Central Park: Park Lane, JW Marriott Essex House, Ritz Carlton and Viceroy.
Uptown: Surrey, Carlysle, Mark, Loews Regency and Pierre (Taj).
Midtown: Benjamin, Four Seasons, Hilton, Sheraton, Marriot Marquis, Crowne Plaza, Waldorf Astoria and Warwick.
Downtown: W, Four Seasons, Conrad, Millenium Hilton, Sheraton Tribeca, Standard and Mercer.
-AirTrains operate from JFK and Newark airports that connect you to get to and from Manhattan, and onwards to other boroughs. From La Guardia Airport, public buses are available to take you to Manhattan and Queens.
- NYC subways operate 24 hours a day, 7 days a week, travelling through Manhattan, Bronx, Brooklyn and Queens. It is one of the most comprehensive system in the world. The main subway stations in Manhattan are Grand Central and Times Square stations.
-NYC Bus also operates in all the five boroughs.
-The Staten Island Ferry also operates 24hours a day and 7 days a week, and commutes between Whitehall Terminal in Whitehall Street, Manhattan, to and from St George Terminal in Staten Island.
-The two main train stations for AMTRAK are: Grand Central Station on 42nd Street on the East side, and Penn Station on 34th Street on the West side.
You need to get a MetroCard to use the subways and buses.
You can also get “The New York Pass”, ranging from 1 day to 10 days to save costs. (please check their website)
Recommended Sites . . .

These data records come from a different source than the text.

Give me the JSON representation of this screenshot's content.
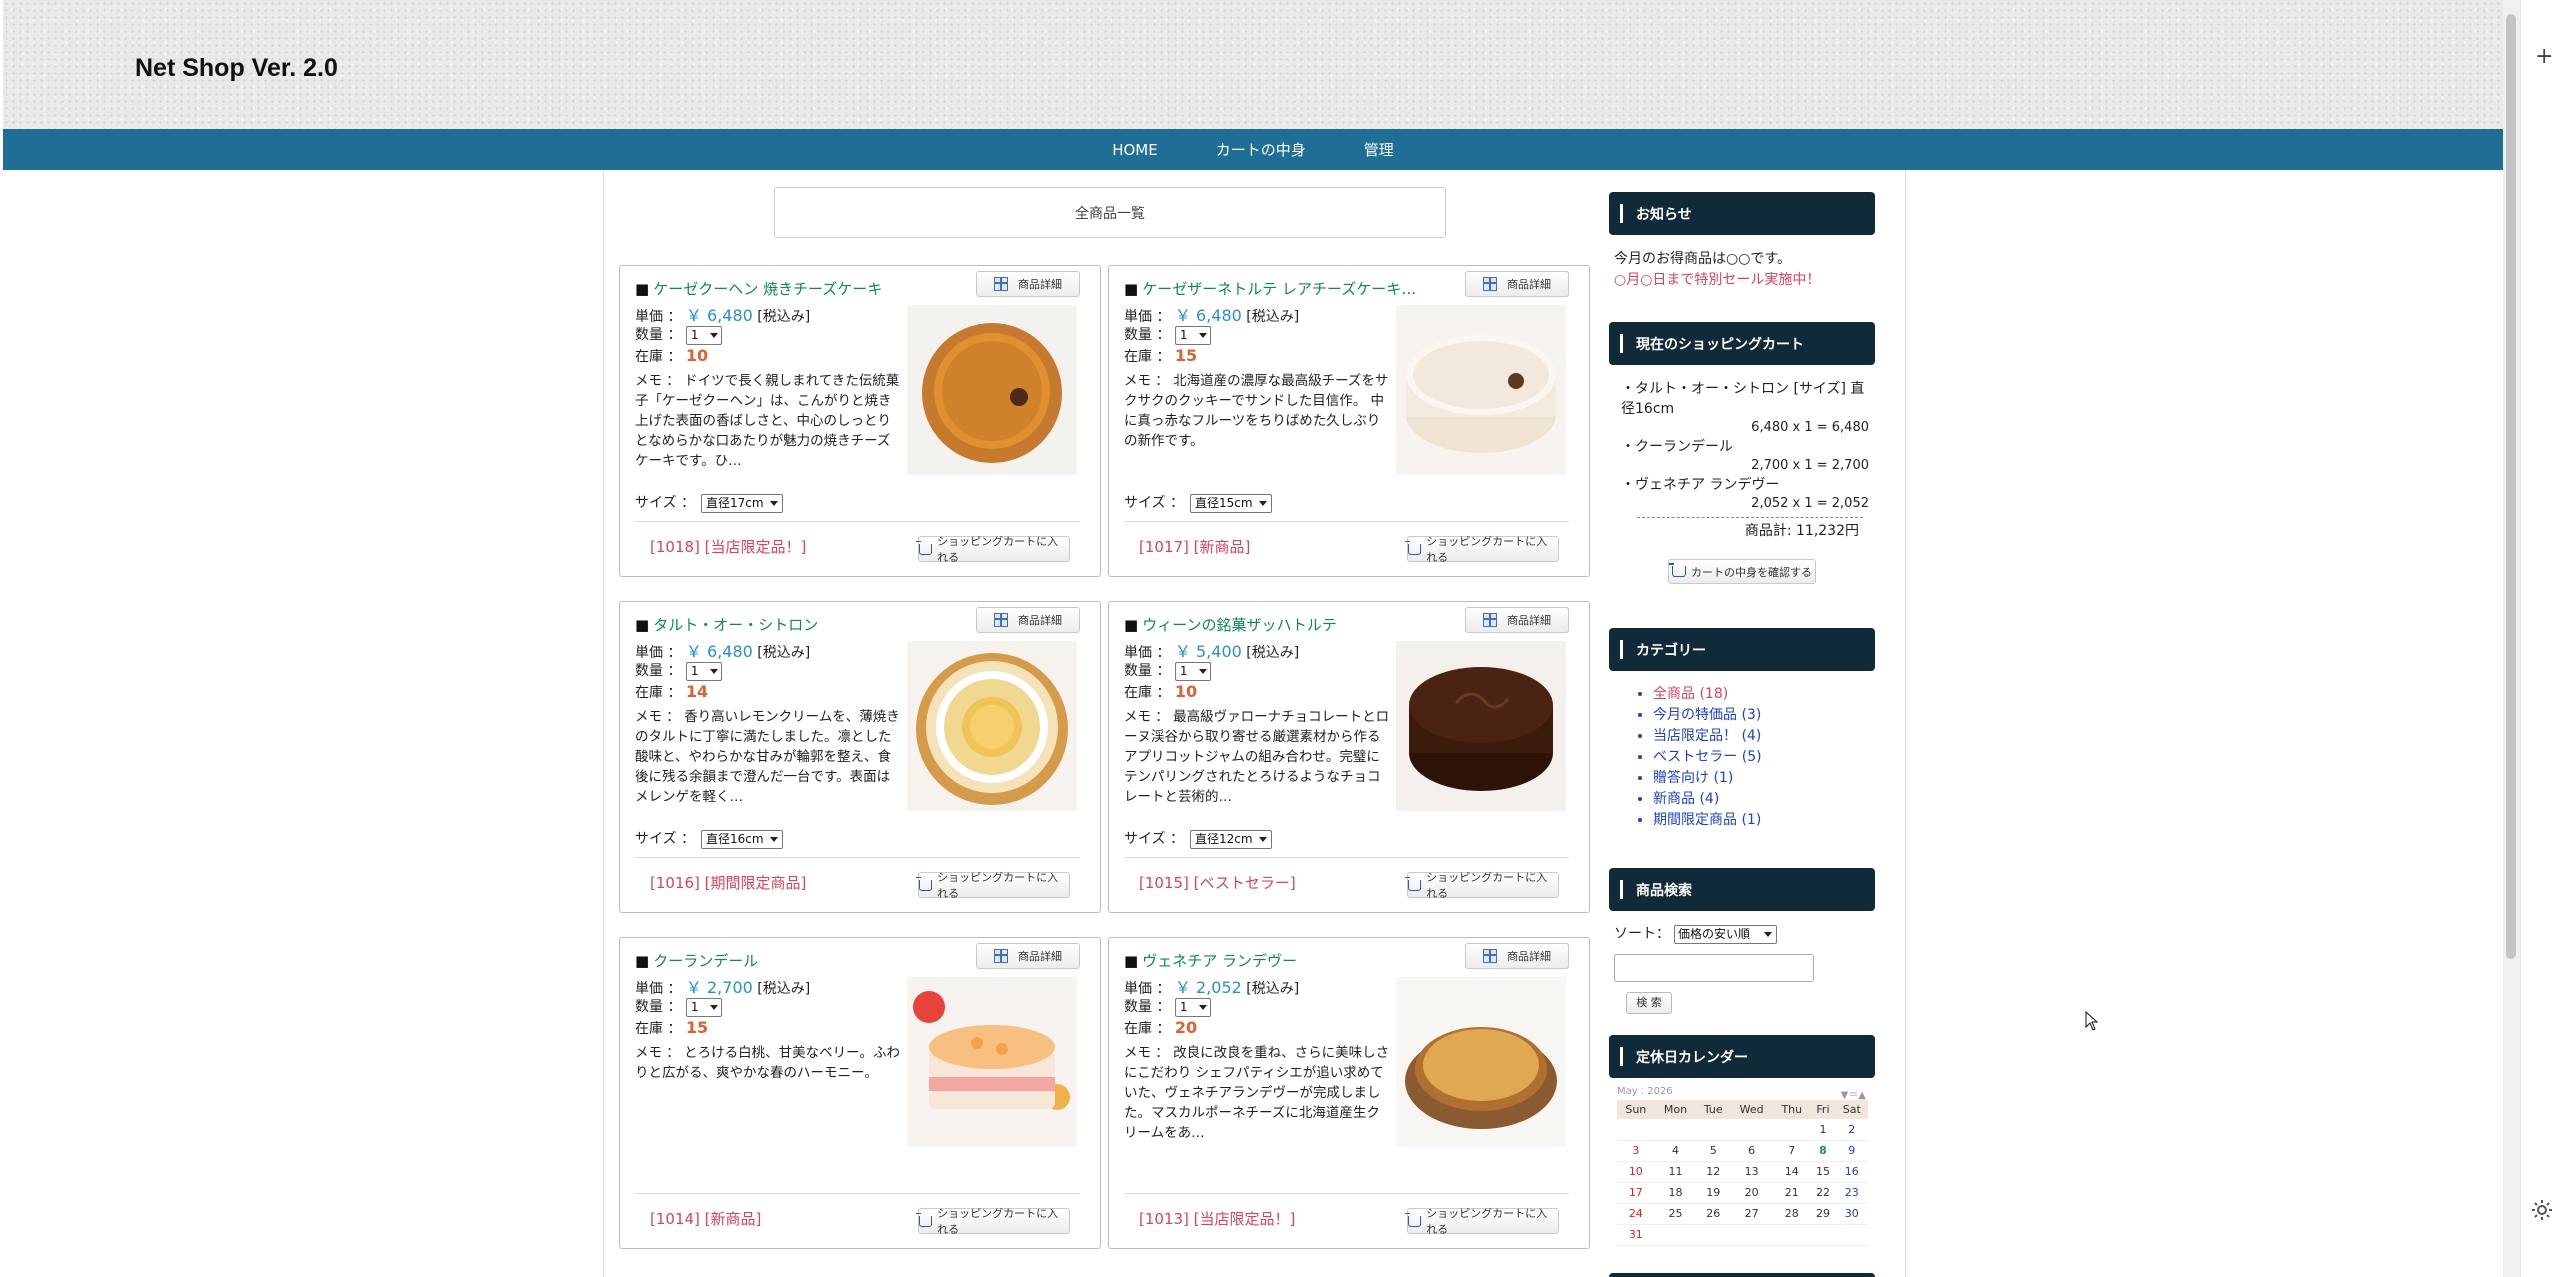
{
  "site": {
    "title": "Net Shop Ver. 2.0"
  },
  "nav": [
    "HOME",
    "カートの中身",
    "管理"
  ],
  "main": {
    "heading": "全商品一覧"
  },
  "labels": {
    "unit_price": "単価 ：",
    "tax": "[税込み]",
    "quantity": "数量 ：",
    "stock": "在庫 ：",
    "memo": "メモ ：",
    "size": "サイズ ：",
    "detail": "商品詳細",
    "add_cart": "ショッピングカートに入れる"
  },
  "products": [
    {
      "name": "ケーゼクーヘン 焼きチーズケーキ",
      "price": "￥ 6,480",
      "qty": "1",
      "stock": "10",
      "memo": "ドイツで長く親しまれてきた伝統菓子「ケーゼクーヘン」は、こんがりと焼き上げた表面の香ばしさと、中心のしっとりとなめらかな口あたりが魅力の焼きチーズケーキです。ひ…",
      "size": "直径17cm",
      "id": "[1018]",
      "tag": "[当店限定品！]",
      "cake": "baked-tart"
    },
    {
      "name": "ケーゼザーネトルテ レアチーズケーキ…",
      "price": "￥ 6,480",
      "qty": "1",
      "stock": "15",
      "memo": "北海道産の濃厚な最高級チーズをサクサクのクッキーでサンドした目信作。 中に真っ赤なフルーツをちりばめた久しぶりの新作です。",
      "size": "直径15cm",
      "id": "[1017]",
      "tag": "[新商品]",
      "cake": "cream-cake"
    },
    {
      "name": "タルト・オー・シトロン",
      "price": "￥ 6,480",
      "qty": "1",
      "stock": "14",
      "memo": "香り高いレモンクリームを、薄焼きのタルトに丁寧に満たしました。凛とした酸味と、やわらかな甘みが輪郭を整え、食後に残る余韻まで澄んだ一台です。表面はメレンゲを軽く…",
      "size": "直径16cm",
      "id": "[1016]",
      "tag": "[期間限定商品]",
      "cake": "lemon-tart"
    },
    {
      "name": "ウィーンの銘菓ザッハトルテ",
      "price": "￥ 5,400",
      "qty": "1",
      "stock": "10",
      "memo": "最高級ヴァローナチョコレートとローヌ渓谷から取り寄せる厳選素材から作るアプリコットジャムの組み合わせ。完璧にテンパリングされたとろけるようなチョコレートと芸術的…",
      "size": "直径12cm",
      "id": "[1015]",
      "tag": "[ベストセラー]",
      "cake": "chocolate"
    },
    {
      "name": "クーランデール",
      "price": "￥ 2,700",
      "qty": "1",
      "stock": "15",
      "memo": "とろける白桃、甘美なベリー。ふわりと広がる、爽やかな春のハーモニー。",
      "size": "",
      "id": "[1014]",
      "tag": "[新商品]",
      "cake": "peach-mousse"
    },
    {
      "name": "ヴェネチア ランデヴー",
      "price": "￥ 2,052",
      "qty": "1",
      "stock": "20",
      "memo": "改良に改良を重ね、さらに美味しさにこだわり シェフパティシエが追い求めていた、ヴェネチアランデヴーが完成しました。マスカルポーネチーズに北海道産生クリームをあ…",
      "size": "",
      "id": "[1013]",
      "tag": "[当店限定品！]",
      "cake": "wood-tart"
    }
  ],
  "sidebar": {
    "news_title": "お知らせ",
    "news_line1": "今月のお得商品は○○です。",
    "news_line2": "○月○日まで特別セール実施中！",
    "cart_title": "現在のショッピングカート",
    "cart_items": [
      {
        "name": "・タルト・オー・シトロン [サイズ] 直径16cm",
        "calc": "6,480 x 1 = 6,480"
      },
      {
        "name": "・クーランデール",
        "calc": "2,700 x 1 = 2,700"
      },
      {
        "name": "・ヴェネチア ランデヴー",
        "calc": "2,052 x 1 = 2,052"
      }
    ],
    "cart_total": "商品計: 11,232円",
    "view_cart": "カートの中身を確認する",
    "category_title": "カテゴリー",
    "categories": [
      {
        "name": "全商品",
        "count": "(18)"
      },
      {
        "name": "今月の特価品",
        "count": "(3)"
      },
      {
        "name": "当店限定品！",
        "count": "(4)"
      },
      {
        "name": "ベストセラー",
        "count": "(5)"
      },
      {
        "name": "贈答向け",
        "count": "(1)"
      },
      {
        "name": "新商品",
        "count": "(4)"
      },
      {
        "name": "期間限定商品",
        "count": "(1)"
      }
    ],
    "search_title": "商品検索",
    "sort_label": "ソート：",
    "sort_value": "価格の安い順",
    "search_button": "検 索",
    "calendar_title": "定休日カレンダー",
    "calendar_month": "May . 2026",
    "calendar_nav": "▼＝▲",
    "weekdays": [
      "Sun",
      "Mon",
      "Tue",
      "Wed",
      "Thu",
      "Fri",
      "Sat"
    ],
    "weeks": [
      [
        "",
        "",
        "",
        "",
        "",
        "1",
        "2"
      ],
      [
        "3",
        "4",
        "5",
        "6",
        "7",
        "8",
        "9"
      ],
      [
        "10",
        "11",
        "12",
        "13",
        "14",
        "15",
        "16"
      ],
      [
        "17",
        "18",
        "19",
        "20",
        "21",
        "22",
        "23"
      ],
      [
        "24",
        "25",
        "26",
        "27",
        "28",
        "29",
        "30"
      ],
      [
        "31",
        "",
        "",
        "",
        "",
        "",
        ""
      ]
    ],
    "calendar_holiday": "8"
  },
  "colors": {
    "nav": "#1f6e95",
    "side_head": "#102a3a",
    "product_name": "#0a8a55",
    "price": "#2a8fd0",
    "stock": "#e06030",
    "tag": "#e0405a"
  }
}
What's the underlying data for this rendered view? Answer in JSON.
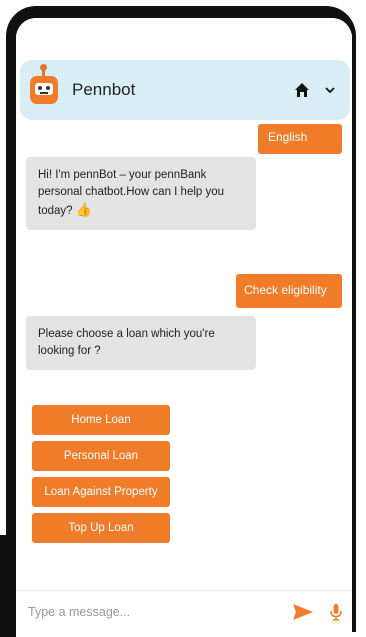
{
  "header": {
    "bot_name": "Pennbot"
  },
  "messages": {
    "user_lang": "English",
    "bot_greeting": "Hi! I'm pennBot – your pennBank personal chatbot.How can I help you today?",
    "user_check": "Check eligibility",
    "bot_choose": "Please choose a loan which you're looking for ?"
  },
  "options": [
    {
      "label": "Home Loan"
    },
    {
      "label": "Personal Loan"
    },
    {
      "label": "Loan Against Property"
    },
    {
      "label": "Top Up Loan"
    }
  ],
  "input": {
    "placeholder": "Type a message..."
  },
  "colors": {
    "accent": "#f07c2a",
    "header_bg": "#d9eef4",
    "bot_bubble": "#e3e3e3",
    "frame": "#111111"
  },
  "icons": {
    "bot": "robot-avatar-icon",
    "home": "home-icon",
    "chevron": "chevron-down-icon",
    "thumb": "thumbs-up-emoji",
    "send": "send-icon",
    "mic": "microphone-icon"
  }
}
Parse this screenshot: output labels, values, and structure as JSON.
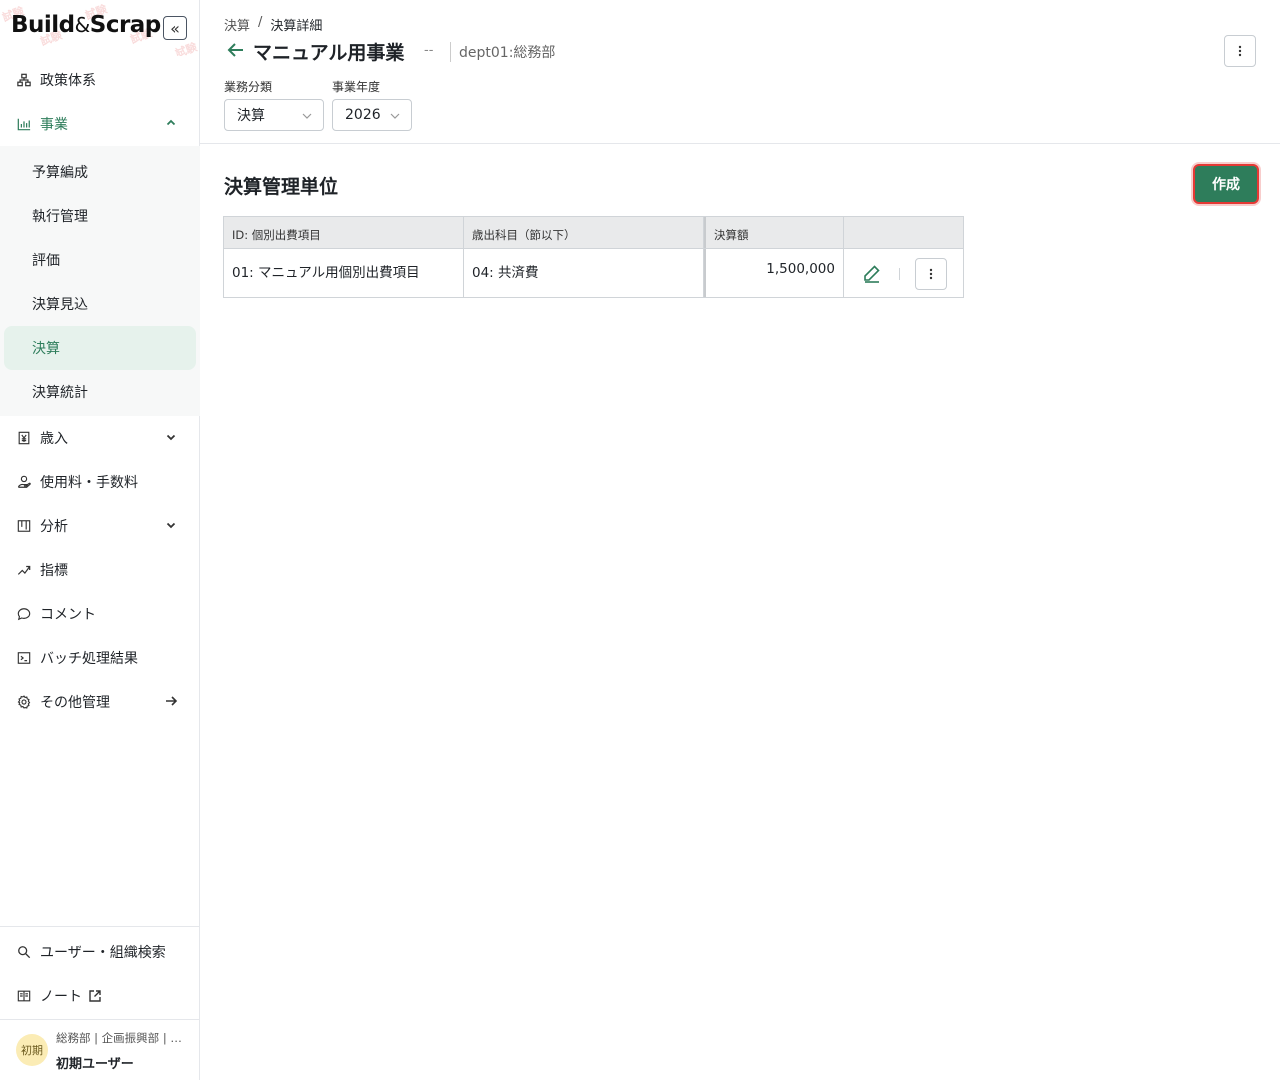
{
  "app": {
    "logo_part1": "Build",
    "logo_amp": "&",
    "logo_part2": "Scrap",
    "watermark": "試験"
  },
  "sidebar": {
    "collapse_label": "«",
    "items": [
      {
        "label": "政策体系",
        "icon": "hierarchy-icon"
      },
      {
        "label": "事業",
        "icon": "bar-chart-icon",
        "expanded": true
      },
      {
        "label": "歳入",
        "icon": "yen-doc-icon"
      },
      {
        "label": "使用料・手数料",
        "icon": "hand-coin-icon"
      },
      {
        "label": "分析",
        "icon": "board-icon"
      },
      {
        "label": "指標",
        "icon": "trend-icon"
      },
      {
        "label": "コメント",
        "icon": "chat-icon"
      },
      {
        "label": "バッチ処理結果",
        "icon": "terminal-icon"
      },
      {
        "label": "その他管理",
        "icon": "gear-icon"
      }
    ],
    "sub_items": [
      {
        "label": "予算編成"
      },
      {
        "label": "執行管理"
      },
      {
        "label": "評価"
      },
      {
        "label": "決算見込"
      },
      {
        "label": "決算",
        "selected": true
      },
      {
        "label": "決算統計"
      }
    ],
    "bottom_items": [
      {
        "label": "ユーザー・組織検索",
        "icon": "search-icon"
      },
      {
        "label": "ノート",
        "icon": "book-icon"
      }
    ],
    "user": {
      "avatar": "初期",
      "org": "総務部 | 企画振興部 | …",
      "name": "初期ユーザー"
    }
  },
  "header": {
    "breadcrumb": [
      "決算",
      "/",
      "決算詳細"
    ],
    "title": "マニュアル用事業",
    "title_sep": "--",
    "dept": "dept01:総務部"
  },
  "filters": {
    "category_label": "業務分類",
    "category_value": "決算",
    "year_label": "事業年度",
    "year_value": "2026"
  },
  "section": {
    "title": "決算管理単位",
    "create_label": "作成"
  },
  "table": {
    "headers": [
      "ID: 個別出費項目",
      "歳出科目（節以下）",
      "決算額",
      ""
    ],
    "rows": [
      {
        "id": "01: マニュアル用個別出費項目",
        "subject": "04: 共済費",
        "amount": "1,500,000"
      }
    ]
  },
  "colors": {
    "accent": "#2e7d5b",
    "highlight": "#e53935",
    "selected_bg": "#e6f2ec"
  }
}
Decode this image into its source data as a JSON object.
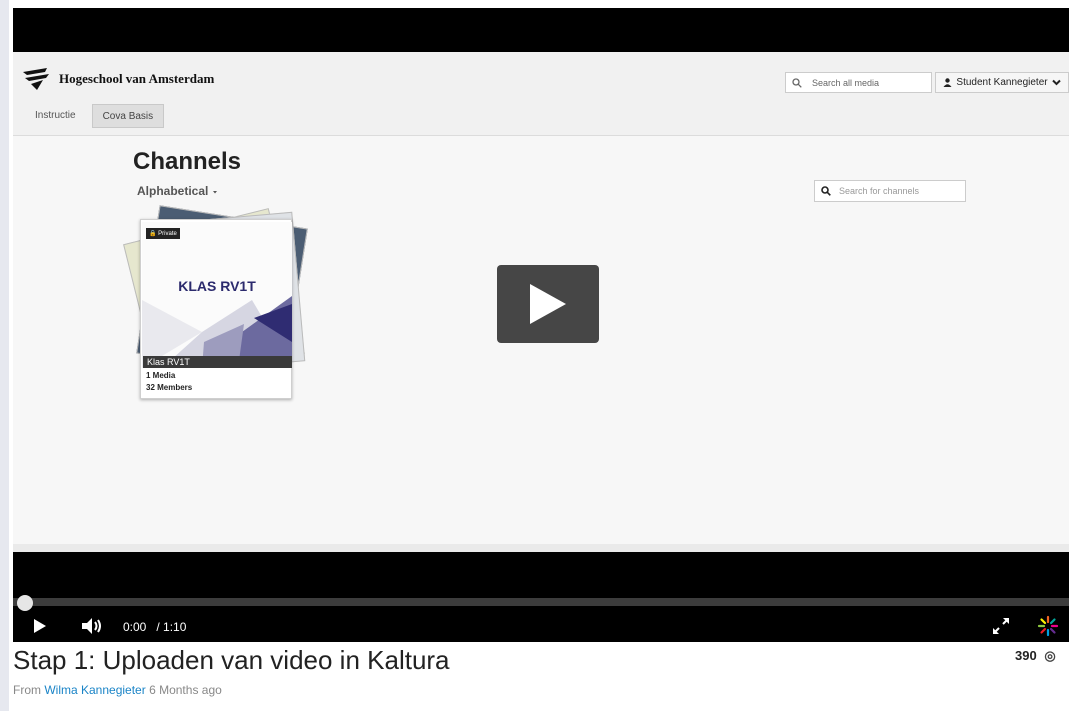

Downton: Katz Diner, John Dory Oster Bar, The Standard Hotel, American Cut, Marc Forgione, Tribeca Grill, Atera and Wolfgang’s Steakhouse (Tribeca).
Midtown: Grand Central Oyster Bar & Restaurant, Del Frisco’s, Betony, Gramercy Tavern, The Sea Fire Grill, The Four Seasons Hotel, Bull & Bear Prime Steakhouse and The Plaza Hotel.
Uptown: Amy Ruth’s Restaurant, Kitchenette, Earl’s Beer & Cheese, Ricardo Steakhouse, Flex Mussels, The Mermaid Inn, The Carlysle Hotel and The Surrey Hotel.
Queens: White Castle Mini Burgers (fast food).
-Williamsburg: Peter Luger Steakhouse, Rye, The Brooklyn Star, Cow & Clover and Five Leaves.
-Brooklyn Heights: Jack the Horse Tavern, Colonie, The River Café, Clark’s and Henry Public.